(Beginning of Material shown)

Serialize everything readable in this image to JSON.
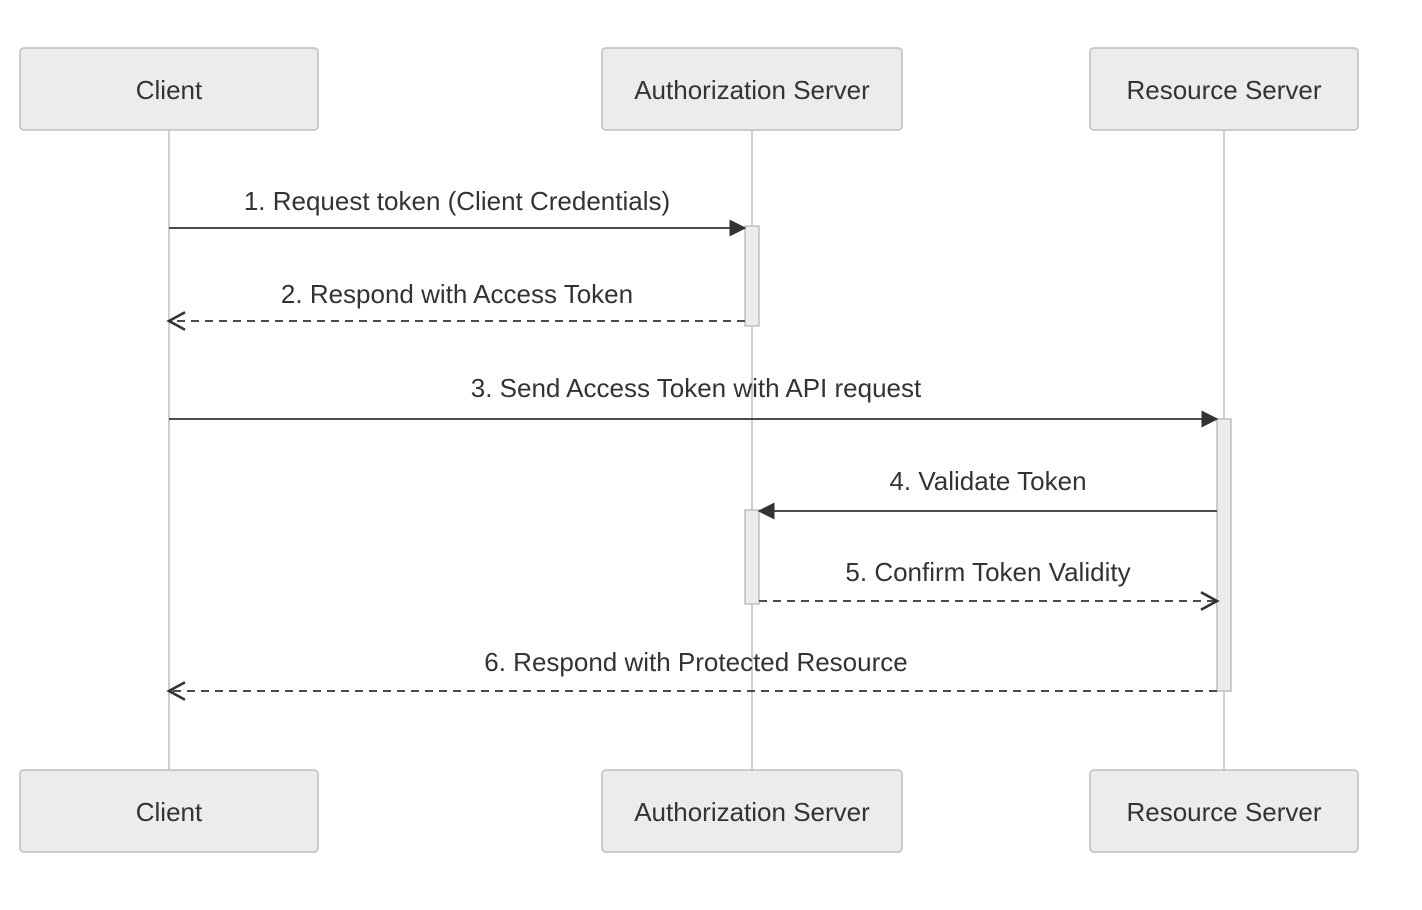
{
  "diagram": {
    "type": "sequence",
    "actors": [
      {
        "id": "client",
        "label": "Client"
      },
      {
        "id": "auth",
        "label": "Authorization Server"
      },
      {
        "id": "res",
        "label": "Resource Server"
      }
    ],
    "messages": [
      {
        "n": 1,
        "from": "client",
        "to": "auth",
        "style": "solid",
        "label": "1. Request token (Client Credentials)"
      },
      {
        "n": 2,
        "from": "auth",
        "to": "client",
        "style": "dashed",
        "label": "2. Respond with Access Token"
      },
      {
        "n": 3,
        "from": "client",
        "to": "res",
        "style": "solid",
        "label": "3. Send Access Token with API request"
      },
      {
        "n": 4,
        "from": "res",
        "to": "auth",
        "style": "solid",
        "label": "4. Validate Token"
      },
      {
        "n": 5,
        "from": "auth",
        "to": "res",
        "style": "dashed",
        "label": "5. Confirm Token Validity"
      },
      {
        "n": 6,
        "from": "res",
        "to": "client",
        "style": "dashed",
        "label": "6. Respond with Protected Resource"
      }
    ]
  }
}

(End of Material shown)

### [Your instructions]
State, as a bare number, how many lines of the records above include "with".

### [Reply]
3